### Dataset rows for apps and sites
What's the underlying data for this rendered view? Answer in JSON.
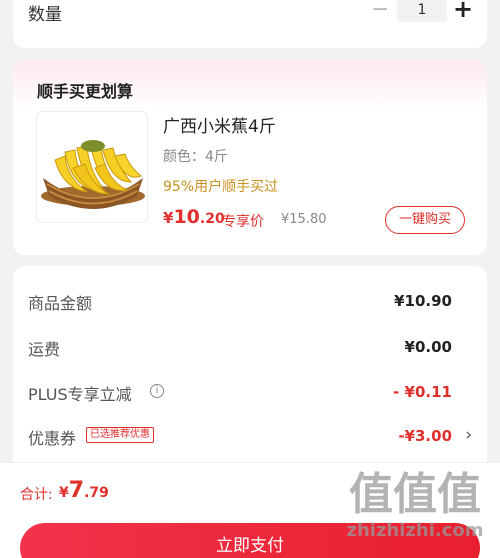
{
  "quantity": {
    "label": "数量",
    "minus": "−",
    "value": "1",
    "plus": "+"
  },
  "bundle": {
    "title": "顺手买更划算",
    "product": {
      "name": "广西小米蕉4斤",
      "spec": "颜色：4斤",
      "social_proof": "95%用户顺手买过",
      "price_currency": "¥",
      "price_int": "10",
      "price_dec": ".20",
      "price_tag": "专享价",
      "original_price": "¥15.80",
      "buy_button": "一键购买",
      "image_icon": "banana-bunch-image"
    }
  },
  "summary": {
    "goods_label": "商品金额",
    "goods_value": "¥10.90",
    "shipping_label": "运费",
    "shipping_value": "¥0.00",
    "plus_label": "PLUS专享立减",
    "plus_info_icon": "i",
    "plus_value": "- ¥0.11",
    "coupon_label": "优惠券",
    "coupon_badge": "已选推荐优惠",
    "coupon_value": "-¥3.00",
    "coupon_chevron": "›"
  },
  "footer": {
    "total_label": "合计:",
    "total_currency": "¥",
    "total_int": "7",
    "total_dec": ".79",
    "pay_button": "立即支付"
  },
  "watermark": {
    "glyphs": "值值值",
    "url": "zhizhizhi.com"
  },
  "colors": {
    "accent": "#e0302b",
    "gold": "#c9921e",
    "pay_gradient_start": "#f2324a",
    "pay_gradient_end": "#e81f2e"
  }
}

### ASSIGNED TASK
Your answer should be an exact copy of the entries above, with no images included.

### EXERCISE RESULT
What's the underlying data for this rendered view? Answer in JSON.
{
  "quantity": {
    "label": "数量",
    "minus": "−",
    "value": "1",
    "plus": "+"
  },
  "bundle": {
    "title": "顺手买更划算",
    "product": {
      "name": "广西小米蕉4斤",
      "spec": "颜色：4斤",
      "social_proof": "95%用户顺手买过",
      "price_currency": "¥",
      "price_int": "10",
      "price_dec": ".20",
      "price_tag": "专享价",
      "original_price": "¥15.80",
      "buy_button": "一键购买",
      "image_icon": "banana-bunch-image"
    }
  },
  "summary": {
    "goods_label": "商品金额",
    "goods_value": "¥10.90",
    "shipping_label": "运费",
    "shipping_value": "¥0.00",
    "plus_label": "PLUS专享立减",
    "plus_info_icon": "i",
    "plus_value": "- ¥0.11",
    "coupon_label": "优惠券",
    "coupon_badge": "已选推荐优惠",
    "coupon_value": "-¥3.00",
    "coupon_chevron": "›"
  },
  "footer": {
    "total_label": "合计:",
    "total_currency": "¥",
    "total_int": "7",
    "total_dec": ".79",
    "pay_button": "立即支付"
  },
  "watermark": {
    "glyphs": "值值值",
    "url": "zhizhizhi.com"
  },
  "colors": {
    "accent": "#e0302b",
    "gold": "#c9921e",
    "pay_gradient_start": "#f2324a",
    "pay_gradient_end": "#e81f2e"
  }
}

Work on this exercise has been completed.